While increased bollard pull capacity per KW of propulsion system power, high manoeuvrability, and simple M&R procedures of the nozzles are the advantages; difficulties on side movement, sensitiveness to interaction with a ship, complex z-drive unit components, and the possibility of rope entangling and damaging the propellers in stern side towing operations are disadvantages of the ASD tugboats.
Tractor tugboats are equipped with the drive units (Voith Schneider Propeller or ASD) located in the bottom of the vessel, approximately one-third of the length from the bow. Generally, one or two multidirectional propulsion systems combination is preferred for tugboats, that works in the cycle of 360 degrees on the principle of two vertically built propulsion mechanism with rotating blades.
Voith Schneider Propeller (VSP) are propeller units that combine propulsion and steering in a single unit and provide the propulsion of the ship by rotating a circular disc placed on the bottom of the hull. There are several movable and controllable blades on this circular disk. While the angles of the blades determine the direction of the thrust, the rotation speed of the disc determines the size of the thrust. It is one of the leading propeller systems that provide the highest manoeuvrability in use today.

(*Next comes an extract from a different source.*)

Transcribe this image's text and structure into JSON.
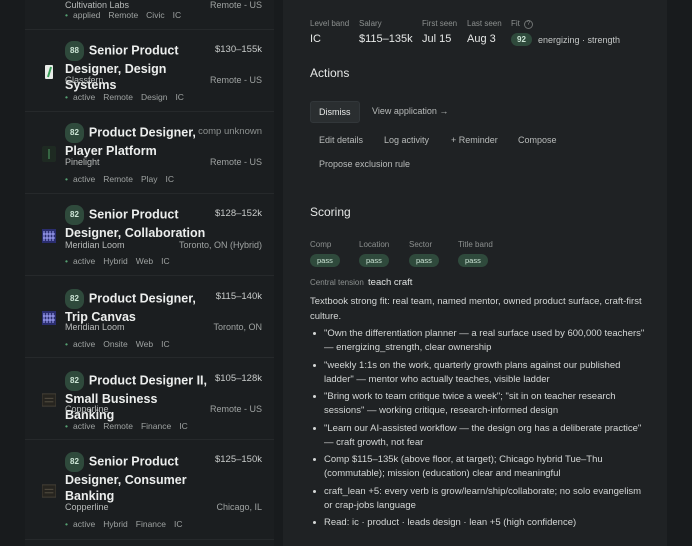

This type of propulsion systems provides excellent manoeuvring characteristics, maximum performance in ship handling and escorting operations of tractor tugboats. With approximately one-third of the length from the bow location of this system on the tugboat, the positive turning moment is always present. Because the propulsion system is always in front of the tow. Therefore, the direct control of tow from Tugboat Bridge has a great advantage. When VSPs are operated at a low speed, their service life increases and M&R costs decrease.
The full power at turning 360 degrees, excellent manoeuvring capabilities, instant application of full power, better response with interaction with the hull of the ship, and reliability of propulsion are advantages while the sensitiveness to damages of underwater propulsion mechanism, stability issues, high capital cost, reduced bollard pull capacity per KW of propulsion system power, bad steering at open seas, and higher M&R costs are disadvantages of the tractor tugboats.